The Napkin Sketch

How Wal-Mart, Microsoft, and others are using the power of images to digest complex ideas.

The Napkin Sketch
Napkin Sketch | Matthew Mahon Napkin Sketch | Matthew Mahon

You ought to be in pictures. No, really. Companies are increasingly using simple pictures to distill complicated concepts into easily shared, easily remembered nuggets. “Graphic expression and visual thinking are a central part of human cognition,” says Neil Cohn, a researcher in cognitive psychology and linguistics at Tufts University. These ideas are spreading from how companies sell what they do — as in UPS’s “Whiteboard” ad campaign, featuring its agency’s creative director sketching out what brown can do for you — to plotting strategy. For example, Mark Zuckerberg has said that Facebook is based on the “social graph,” a visual model of how people interact.


“Between information overload, globalization, and the sheer complexity of modern business, we’ve got to be more visual and less language dependent in communicating ideas,” says Dan Roam, a visual consultant who advises major organizations such as eBay, Wells Fargo, and the U.S. Navy. (His book about how to use pen-and-paper sketches to your benefit, The Back of the Napkin: Solving Problems and Selling Ideas with Pictures, was published in March.) Flip the page for four instances in which Roam’s clients forced their thoughts into pictures with great success.

Infosys Consulting

The basic Infosys business model is simple. Bring work to the workers, instead of bringing workers to the work.
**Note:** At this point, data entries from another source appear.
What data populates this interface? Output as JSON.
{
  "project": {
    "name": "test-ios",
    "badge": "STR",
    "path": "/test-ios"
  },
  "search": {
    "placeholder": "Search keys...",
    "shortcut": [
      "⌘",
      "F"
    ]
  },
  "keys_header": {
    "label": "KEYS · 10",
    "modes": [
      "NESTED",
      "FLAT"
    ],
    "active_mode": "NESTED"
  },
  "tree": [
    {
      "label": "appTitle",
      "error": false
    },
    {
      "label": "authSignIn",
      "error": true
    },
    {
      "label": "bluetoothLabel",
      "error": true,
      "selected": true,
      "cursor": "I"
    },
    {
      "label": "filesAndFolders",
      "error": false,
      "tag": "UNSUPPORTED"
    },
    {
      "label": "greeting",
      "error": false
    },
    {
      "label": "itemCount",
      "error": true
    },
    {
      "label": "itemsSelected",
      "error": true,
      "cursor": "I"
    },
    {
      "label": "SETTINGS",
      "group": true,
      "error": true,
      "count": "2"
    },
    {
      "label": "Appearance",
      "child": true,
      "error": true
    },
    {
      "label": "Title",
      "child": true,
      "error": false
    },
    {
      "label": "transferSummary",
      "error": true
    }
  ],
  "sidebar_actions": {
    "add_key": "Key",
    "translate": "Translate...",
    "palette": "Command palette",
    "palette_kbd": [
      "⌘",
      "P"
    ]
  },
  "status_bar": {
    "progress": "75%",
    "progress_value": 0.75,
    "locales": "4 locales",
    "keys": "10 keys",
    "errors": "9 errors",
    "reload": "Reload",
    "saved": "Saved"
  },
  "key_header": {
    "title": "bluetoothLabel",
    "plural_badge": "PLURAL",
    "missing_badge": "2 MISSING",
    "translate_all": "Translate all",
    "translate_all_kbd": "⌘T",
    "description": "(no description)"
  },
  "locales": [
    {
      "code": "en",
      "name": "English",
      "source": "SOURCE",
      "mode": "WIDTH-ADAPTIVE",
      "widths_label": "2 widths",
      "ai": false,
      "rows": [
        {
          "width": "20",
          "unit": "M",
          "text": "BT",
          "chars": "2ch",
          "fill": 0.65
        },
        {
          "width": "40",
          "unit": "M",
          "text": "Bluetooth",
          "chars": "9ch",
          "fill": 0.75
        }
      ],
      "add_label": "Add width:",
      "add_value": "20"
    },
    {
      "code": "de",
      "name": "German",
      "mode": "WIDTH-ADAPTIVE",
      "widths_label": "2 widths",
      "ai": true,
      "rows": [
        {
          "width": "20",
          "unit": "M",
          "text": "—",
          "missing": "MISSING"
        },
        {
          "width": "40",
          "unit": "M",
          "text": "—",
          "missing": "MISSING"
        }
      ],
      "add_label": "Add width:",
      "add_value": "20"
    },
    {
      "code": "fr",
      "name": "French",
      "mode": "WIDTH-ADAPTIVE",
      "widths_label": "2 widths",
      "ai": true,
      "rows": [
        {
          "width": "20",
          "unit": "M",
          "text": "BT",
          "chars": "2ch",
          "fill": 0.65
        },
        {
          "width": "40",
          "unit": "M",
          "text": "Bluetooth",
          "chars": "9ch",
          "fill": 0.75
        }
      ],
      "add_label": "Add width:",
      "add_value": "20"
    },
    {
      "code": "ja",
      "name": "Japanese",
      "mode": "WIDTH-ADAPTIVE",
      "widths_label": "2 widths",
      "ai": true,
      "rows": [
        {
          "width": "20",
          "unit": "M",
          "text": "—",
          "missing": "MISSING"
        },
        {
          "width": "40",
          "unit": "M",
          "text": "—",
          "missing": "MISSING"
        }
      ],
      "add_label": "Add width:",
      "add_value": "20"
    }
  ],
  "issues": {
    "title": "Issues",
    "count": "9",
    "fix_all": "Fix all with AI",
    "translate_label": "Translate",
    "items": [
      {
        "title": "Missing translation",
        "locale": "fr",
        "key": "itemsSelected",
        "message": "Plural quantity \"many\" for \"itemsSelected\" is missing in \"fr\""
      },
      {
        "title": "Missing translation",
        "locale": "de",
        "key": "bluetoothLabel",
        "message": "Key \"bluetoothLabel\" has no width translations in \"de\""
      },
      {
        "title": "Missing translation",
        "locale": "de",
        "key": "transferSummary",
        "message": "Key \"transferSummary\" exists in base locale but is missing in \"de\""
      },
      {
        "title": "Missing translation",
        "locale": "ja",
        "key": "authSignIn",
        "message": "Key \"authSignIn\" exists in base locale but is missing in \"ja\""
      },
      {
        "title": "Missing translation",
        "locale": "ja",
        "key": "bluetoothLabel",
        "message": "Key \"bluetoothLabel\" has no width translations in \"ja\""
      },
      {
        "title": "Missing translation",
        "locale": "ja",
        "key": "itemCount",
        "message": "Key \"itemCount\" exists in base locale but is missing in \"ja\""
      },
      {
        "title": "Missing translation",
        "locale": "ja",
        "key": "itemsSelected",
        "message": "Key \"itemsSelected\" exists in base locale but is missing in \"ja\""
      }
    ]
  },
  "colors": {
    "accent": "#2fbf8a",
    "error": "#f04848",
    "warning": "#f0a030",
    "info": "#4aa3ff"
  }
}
But the company’s communications were arcane. “We were guilty of death by PowerPoint,” says CEO Stephen Pratt. “We struggled to get our messages through.” So Infosys launched a program called “Perfect Pitch,” aimed at simplifying presentations, both internally and to the outside world. It worked. “Our people are much more effective now,” Pratt says. A before-and-after sketch of the contrast between the classic world economy and the Infosys system has been especially handy. (That’s the “after” at right.) Pratt found himself using the sketch at the World Economic Forum in Davos, Switzerland, this year to help explain what the company does and how it works, instantly.

Peet’s Coffee & Tea

About a year ago, the leadership at Peet’s found itself facing a challenge: how to communicate its new vision, mission, and values to 3,500 employees. Unless workers bought into the “serve, manage, develop, inspire” concept, the plan would flop. “The task was to make this seemingly heady concept simple and fun,” CEO Pat O’Dea says. “Everything we do in our store fits into one of our four tenets, and if people understand that, when we bring those four together we’re creating fanatical customers.” O’Dea wanted a visual guide that could be distributed to all the stores and throughout the company to get everyone from the guy cleaning the bathrooms to the execs back at headquarters on the same page. (See a simplified version at left.) “When we introduced it,” O’Dea says, “it was like lightbulbs went off for people.” In fact, he says many managers pull it out during job interviews to show candidates what they’re signing up for: to be recruiters of “Peet’s fanatics,” not simply coffeemakers.


“You take just about anything we deal with related to sustainability,” says Andy Ruben, VP of private brand strategy at Walmart and the former VP of corporate strategy and sustainability, “and it touches hundreds of other things.” As the retail behemoth ramped up the PR around its sustainability initiative, the team needed a way to let the public know how Wal-Mart is paying attention to environmental issues. “As we’ve made moves, there have been intended consequences — such as saving energy — and unintended, both positive and negative,” he says. Visually representing the complex ideas helped clarify the trade-offs. The team started with sketches showing aspects of the supply chain alongside the sustainability goals for each. (Pictured here are drafts of four parts of the chain — see the rest at The sketches were then turned into computer-generated illustrations for the Web site.


When Microsoft CFO Chris Liddell realized that the financial reports he received internally were hard to reconcile, he set out to streamline the software giant’s incredibly complex system. But first Microsoft needed to understand the connections within. So a team developed a series of sketches that explored how information was disseminated, then suggested smoother systems. (At right is a representation of the vicious cycle the team was trying to break and how it did so.) The final prototypes depict a financial dashboard that gives the CFO what he needs in a single view. “One thing that blew me away was that there’s some emotional connection with hand-drawn things,” says Joel Creekmore, Microsoft’s finance group manager. “You wouldn’t have the same connection to it if I did it on the computer with very, very straight lines.” Quite an admission from Visio’s creators.